What to Say and How to Say It.
According to Supervisors. .
Take too long to write.
People only want good news.
It’s about “Show me the money!”
Don’t improve performance.
Employees say. . .
Never get one or it’s late.
All checkmarks and no examples.
No guidance about what to do differently.
No link between performance and pay.
Performance management should clarify:
Part of the ongoing “routine”
Observations with feedback for small incremental changes
“Real-time” here-and-now orientation
Singular meeting (2x’s/yr)
Summarizes results against expectations
Documentation of past events
“Before you rob your first bank, knock off a couple of gas stations.” *-John Dillinger
Staff member arrives
Supervisor describes process & invites self-assessment.
Supervisor summarizes ‘core message.’
Staff member listens, responds, thanks supervisor for feedback.
Staff comments on self-assessment & gives examples.
Supervisor asks clarifying questions.
Supervisor identifies areas of agreement with own examples; provides rationale & examples to explain differences.
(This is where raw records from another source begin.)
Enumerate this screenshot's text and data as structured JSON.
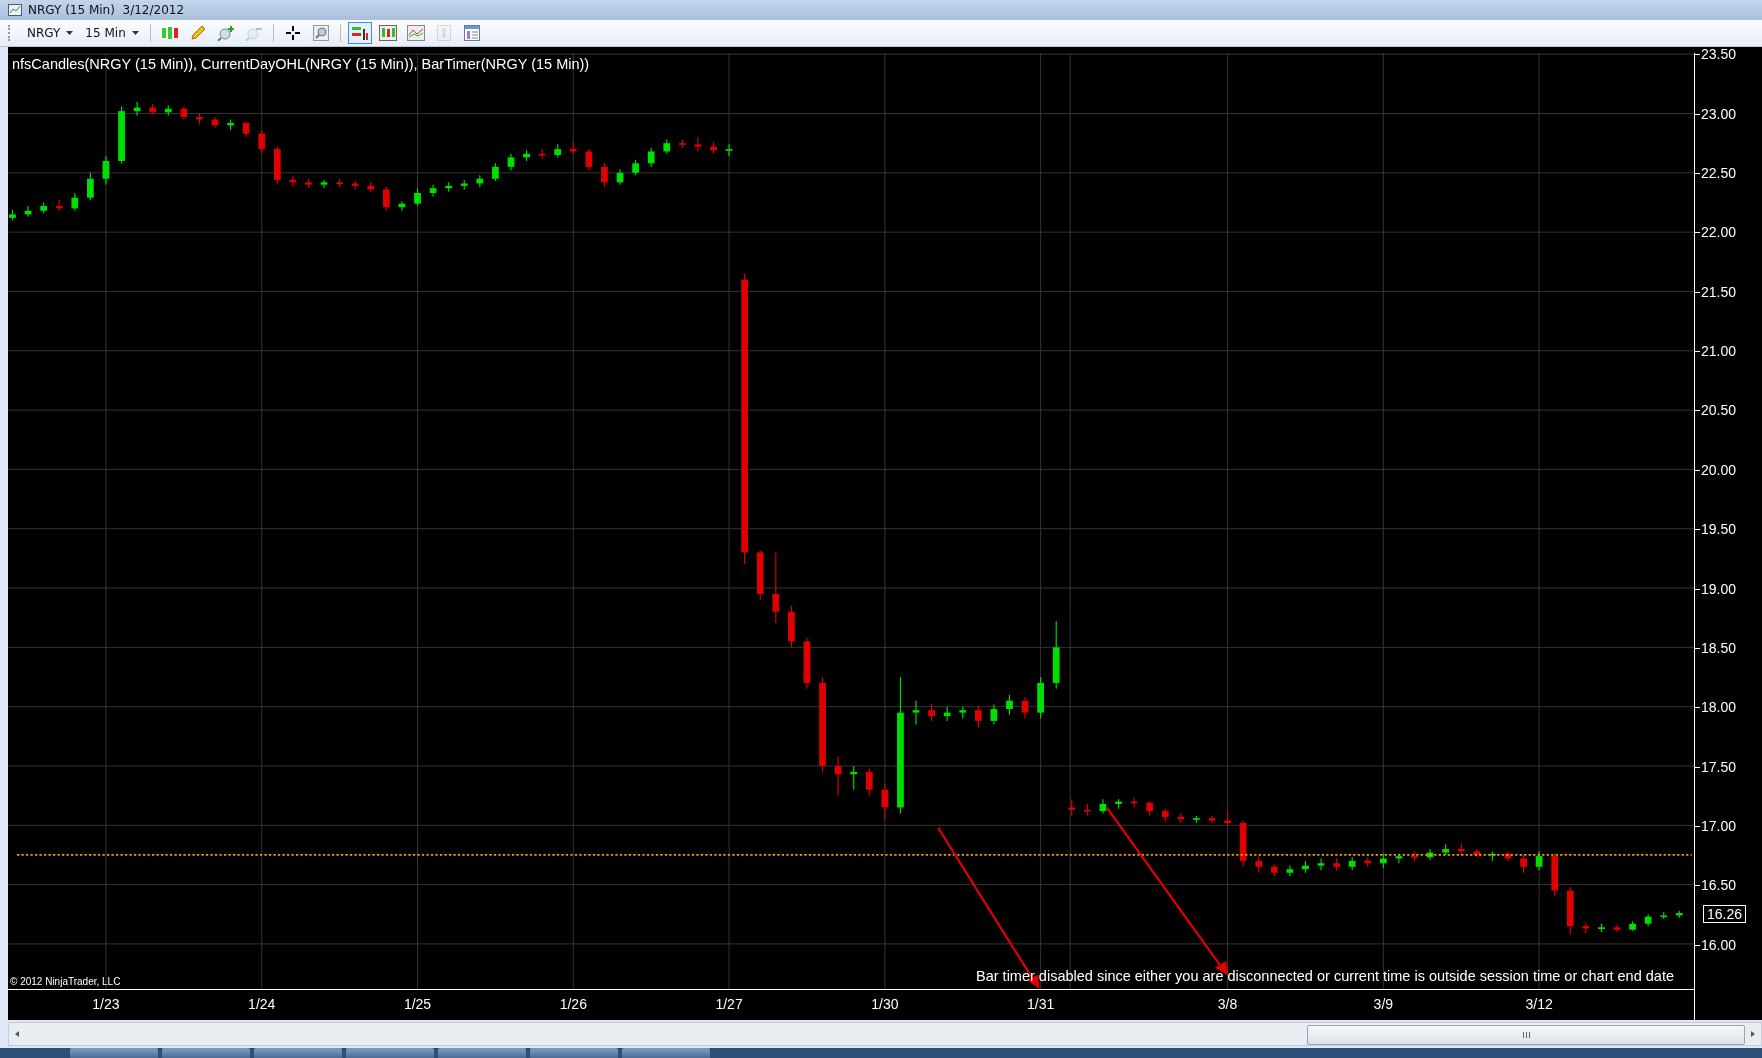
{
  "window": {
    "title": "NRGY (15 Min)  3/12/2012"
  },
  "toolbar": {
    "instrument": "NRGY",
    "interval": "15 Min",
    "tools": [
      {
        "kind": "candles",
        "selected": false,
        "disabled": false
      },
      {
        "kind": "pencil",
        "selected": false,
        "disabled": false
      },
      {
        "kind": "zoom-in",
        "selected": false,
        "disabled": false
      },
      {
        "kind": "zoom-out",
        "selected": false,
        "disabled": true
      },
      {
        "kind": "crosshair",
        "selected": false,
        "disabled": false
      },
      {
        "kind": "magnifier",
        "selected": false,
        "disabled": false
      },
      {
        "kind": "indicators",
        "selected": true,
        "disabled": false
      },
      {
        "kind": "strategies",
        "selected": false,
        "disabled": false
      },
      {
        "kind": "line-chart",
        "selected": false,
        "disabled": false
      },
      {
        "kind": "dollar",
        "selected": false,
        "disabled": true
      },
      {
        "kind": "properties",
        "selected": false,
        "disabled": false
      }
    ]
  },
  "chart": {
    "legend": "nfsCandles(NRGY (15 Min)), CurrentDayOHL(NRGY (15 Min)), BarTimer(NRGY (15 Min))",
    "last_price": "16.26",
    "message": "Bar timer disabled since either you are disconnected or current time is outside session time or chart end date",
    "copyright": "© 2012 NinjaTrader, LLC",
    "chart_data": {
      "type": "candlestick",
      "categories": [
        null,
        null,
        null,
        null,
        null,
        null,
        "1/23",
        null,
        null,
        null,
        null,
        null,
        null,
        null,
        null,
        null,
        "1/24",
        null,
        null,
        null,
        null,
        null,
        null,
        null,
        null,
        null,
        "1/25",
        null,
        null,
        null,
        null,
        null,
        null,
        null,
        null,
        null,
        "1/26",
        null,
        null,
        null,
        null,
        null,
        null,
        null,
        null,
        null,
        "1/27",
        null,
        null,
        null,
        null,
        null,
        null,
        null,
        null,
        null,
        "1/30",
        null,
        null,
        null,
        null,
        null,
        null,
        null,
        null,
        null,
        "1/31",
        null,
        null,
        null,
        null,
        null,
        null,
        null,
        null,
        null,
        null,
        null,
        "3/8",
        null,
        null,
        null,
        null,
        null,
        null,
        null,
        null,
        null,
        "3/9",
        null,
        null,
        null,
        null,
        null,
        null,
        null,
        null,
        null,
        "3/12",
        null,
        null,
        null,
        null,
        null,
        null,
        null,
        null,
        null
      ],
      "ohlc": [
        [
          22.12,
          22.19,
          22.1,
          22.15
        ],
        [
          22.15,
          22.22,
          22.13,
          22.18
        ],
        [
          22.18,
          22.25,
          22.16,
          22.22
        ],
        [
          22.22,
          22.27,
          22.18,
          22.2
        ],
        [
          22.2,
          22.33,
          22.18,
          22.29
        ],
        [
          22.29,
          22.5,
          22.27,
          22.45
        ],
        [
          22.45,
          22.64,
          22.4,
          22.6
        ],
        [
          22.6,
          23.06,
          22.58,
          23.02
        ],
        [
          23.02,
          23.1,
          22.98,
          23.05
        ],
        [
          23.05,
          23.08,
          22.99,
          23.01
        ],
        [
          23.01,
          23.07,
          22.98,
          23.04
        ],
        [
          23.04,
          23.06,
          22.95,
          22.97
        ],
        [
          22.97,
          23.0,
          22.91,
          22.95
        ],
        [
          22.95,
          22.97,
          22.88,
          22.9
        ],
        [
          22.9,
          22.95,
          22.86,
          22.92
        ],
        [
          22.92,
          22.93,
          22.8,
          22.83
        ],
        [
          22.83,
          22.86,
          22.66,
          22.7
        ],
        [
          22.7,
          22.72,
          22.4,
          22.44
        ],
        [
          22.44,
          22.48,
          22.38,
          22.42
        ],
        [
          22.42,
          22.45,
          22.37,
          22.4
        ],
        [
          22.4,
          22.44,
          22.37,
          22.42
        ],
        [
          22.42,
          22.45,
          22.38,
          22.41
        ],
        [
          22.41,
          22.43,
          22.36,
          22.39
        ],
        [
          22.39,
          22.42,
          22.34,
          22.36
        ],
        [
          22.36,
          22.38,
          22.18,
          22.21
        ],
        [
          22.21,
          22.26,
          22.18,
          22.24
        ],
        [
          22.24,
          22.37,
          22.22,
          22.33
        ],
        [
          22.33,
          22.4,
          22.3,
          22.37
        ],
        [
          22.37,
          22.42,
          22.34,
          22.39
        ],
        [
          22.39,
          22.44,
          22.36,
          22.41
        ],
        [
          22.41,
          22.48,
          22.38,
          22.45
        ],
        [
          22.45,
          22.58,
          22.43,
          22.55
        ],
        [
          22.55,
          22.66,
          22.52,
          22.63
        ],
        [
          22.63,
          22.69,
          22.6,
          22.66
        ],
        [
          22.66,
          22.7,
          22.62,
          22.65
        ],
        [
          22.65,
          22.74,
          22.63,
          22.7
        ],
        [
          22.7,
          22.76,
          22.66,
          22.68
        ],
        [
          22.68,
          22.7,
          22.52,
          22.55
        ],
        [
          22.55,
          22.58,
          22.38,
          22.42
        ],
        [
          22.42,
          22.53,
          22.4,
          22.5
        ],
        [
          22.5,
          22.61,
          22.48,
          22.58
        ],
        [
          22.58,
          22.71,
          22.55,
          22.68
        ],
        [
          22.68,
          22.78,
          22.66,
          22.75
        ],
        [
          22.75,
          22.78,
          22.71,
          22.74
        ],
        [
          22.74,
          22.8,
          22.68,
          22.72
        ],
        [
          22.72,
          22.76,
          22.66,
          22.69
        ],
        [
          22.69,
          22.74,
          22.64,
          22.7
        ],
        [
          21.6,
          21.65,
          19.2,
          19.3
        ],
        [
          19.3,
          19.32,
          18.9,
          18.95
        ],
        [
          18.95,
          19.3,
          18.7,
          18.8
        ],
        [
          18.8,
          18.85,
          18.5,
          18.55
        ],
        [
          18.55,
          18.58,
          18.15,
          18.2
        ],
        [
          18.2,
          18.25,
          17.45,
          17.5
        ],
        [
          17.5,
          17.58,
          17.25,
          17.43
        ],
        [
          17.43,
          17.5,
          17.3,
          17.45
        ],
        [
          17.45,
          17.48,
          17.25,
          17.3
        ],
        [
          17.3,
          17.35,
          17.05,
          17.15
        ],
        [
          17.15,
          18.25,
          17.1,
          17.95
        ],
        [
          17.95,
          18.05,
          17.85,
          17.97
        ],
        [
          17.97,
          18.02,
          17.88,
          17.92
        ],
        [
          17.92,
          18.0,
          17.88,
          17.95
        ],
        [
          17.95,
          18.0,
          17.9,
          17.97
        ],
        [
          17.97,
          18.01,
          17.82,
          17.88
        ],
        [
          17.88,
          18.02,
          17.85,
          17.98
        ],
        [
          17.98,
          18.1,
          17.93,
          18.05
        ],
        [
          18.05,
          18.08,
          17.9,
          17.95
        ],
        [
          17.95,
          18.25,
          17.9,
          18.2
        ],
        [
          18.2,
          18.72,
          18.15,
          18.5
        ],
        [
          17.15,
          17.22,
          17.08,
          17.13
        ],
        [
          17.13,
          17.18,
          17.08,
          17.12
        ],
        [
          17.12,
          17.22,
          17.1,
          17.18
        ],
        [
          17.18,
          17.22,
          17.14,
          17.2
        ],
        [
          17.2,
          17.23,
          17.15,
          17.19
        ],
        [
          17.19,
          17.2,
          17.08,
          17.12
        ],
        [
          17.12,
          17.14,
          17.03,
          17.07
        ],
        [
          17.07,
          17.1,
          17.02,
          17.05
        ],
        [
          17.05,
          17.08,
          17.02,
          17.06
        ],
        [
          17.06,
          17.08,
          17.02,
          17.04
        ],
        [
          17.04,
          17.12,
          17.0,
          17.02
        ],
        [
          17.02,
          17.04,
          16.65,
          16.7
        ],
        [
          16.7,
          16.74,
          16.6,
          16.65
        ],
        [
          16.65,
          16.67,
          16.57,
          16.6
        ],
        [
          16.6,
          16.66,
          16.57,
          16.63
        ],
        [
          16.63,
          16.7,
          16.6,
          16.66
        ],
        [
          16.66,
          16.72,
          16.62,
          16.68
        ],
        [
          16.68,
          16.72,
          16.62,
          16.65
        ],
        [
          16.65,
          16.73,
          16.62,
          16.7
        ],
        [
          16.7,
          16.73,
          16.65,
          16.68
        ],
        [
          16.68,
          16.76,
          16.64,
          16.72
        ],
        [
          16.72,
          16.76,
          16.68,
          16.74
        ],
        [
          16.74,
          16.78,
          16.7,
          16.73
        ],
        [
          16.73,
          16.8,
          16.71,
          16.77
        ],
        [
          16.77,
          16.84,
          16.75,
          16.8
        ],
        [
          16.8,
          16.85,
          16.76,
          16.78
        ],
        [
          16.78,
          16.8,
          16.73,
          16.75
        ],
        [
          16.75,
          16.78,
          16.7,
          16.76
        ],
        [
          16.76,
          16.78,
          16.7,
          16.72
        ],
        [
          16.72,
          16.75,
          16.6,
          16.65
        ],
        [
          16.65,
          16.78,
          16.62,
          16.74
        ],
        [
          16.74,
          16.76,
          16.4,
          16.45
        ],
        [
          16.45,
          16.48,
          16.08,
          16.15
        ],
        [
          16.15,
          16.18,
          16.09,
          16.13
        ],
        [
          16.13,
          16.17,
          16.1,
          16.14
        ],
        [
          16.14,
          16.16,
          16.1,
          16.12
        ],
        [
          16.12,
          16.19,
          16.11,
          16.17
        ],
        [
          16.17,
          16.25,
          16.15,
          16.23
        ],
        [
          16.23,
          16.27,
          16.21,
          16.24
        ],
        [
          16.24,
          16.28,
          16.22,
          16.26
        ]
      ],
      "ylim": [
        15.62,
        23.51
      ],
      "grid": true,
      "ref_lines": [
        {
          "axis": "y",
          "value": 16.75,
          "color": "#f0a000"
        }
      ],
      "yticks": [
        {
          "value": 23.5,
          "label": "23.50"
        },
        {
          "value": 23,
          "label": "23.00"
        },
        {
          "value": 22.5,
          "label": "22.50"
        },
        {
          "value": 22,
          "label": "22.00"
        },
        {
          "value": 21.5,
          "label": "21.50"
        },
        {
          "value": 21,
          "label": "21.00"
        },
        {
          "value": 20.5,
          "label": "20.50"
        },
        {
          "value": 20,
          "label": "20.00"
        },
        {
          "value": 19.5,
          "label": "19.50"
        },
        {
          "value": 19,
          "label": "19.00"
        },
        {
          "value": 18.5,
          "label": "18.50"
        },
        {
          "value": 18,
          "label": "18.00"
        },
        {
          "value": 17.5,
          "label": "17.50"
        },
        {
          "value": 17,
          "label": "17.00"
        },
        {
          "value": 16.5,
          "label": "16.50"
        },
        {
          "value": 16,
          "label": "16.00"
        }
      ]
    }
  }
}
Questions, validate and listen.
Staff responds/asks questions to clarify.
Staff member and Supervisor discuss career interests & development activities.
Significant difference in your rating vs. employee’s
Defensive or argumentative
“Don’t care” attitude
Do: provide examples, ask them to reflect and get back to you, explain impact of not addressing
Don’t: get aggravated, change your evaluation, attack the person
Do: ask them to reflect and confirm that they are committed to improving, discuss consequences
Don’t: overlook the indifference, lose patience, interpret as apathy
Lack of Confidence/Self-pity
Do: allow time to gain composure, highlight the opportunity, reassure and support, suggests small steps toward improving
Don’t: rehash the past, moderate the feedback, join in the pity party
Do: listen to their perspective, restate examples, clarify the expectations going forward
Don’t: agree with the employee blaming others, change your perspective
Shock and Anger
Do: acknowledge that they are not happy with the feedback, ask for their comments, restate examples
Don’t: attack the person for being angry, get defensive, change your feedback
Do: refer to EAP if the reaction is significant and/or does not moderate with time
Tell me more about that.
I’m curious, why do you say this?
Given the results this year, what would you like to see happen next year?
How would you like to proceed with this opportunity?
What worked well in the past? How can you use that experience in this situation?
It’s clear you are upset, it’s perfectly understandable.
The anger in your voice is clear, anyone would be feeling this way in this situation.
You’re reaction is understandable.
The point you are making is clear and it makes perfect sense that you see it this way.
You seem pleased with your results and you have every right to be.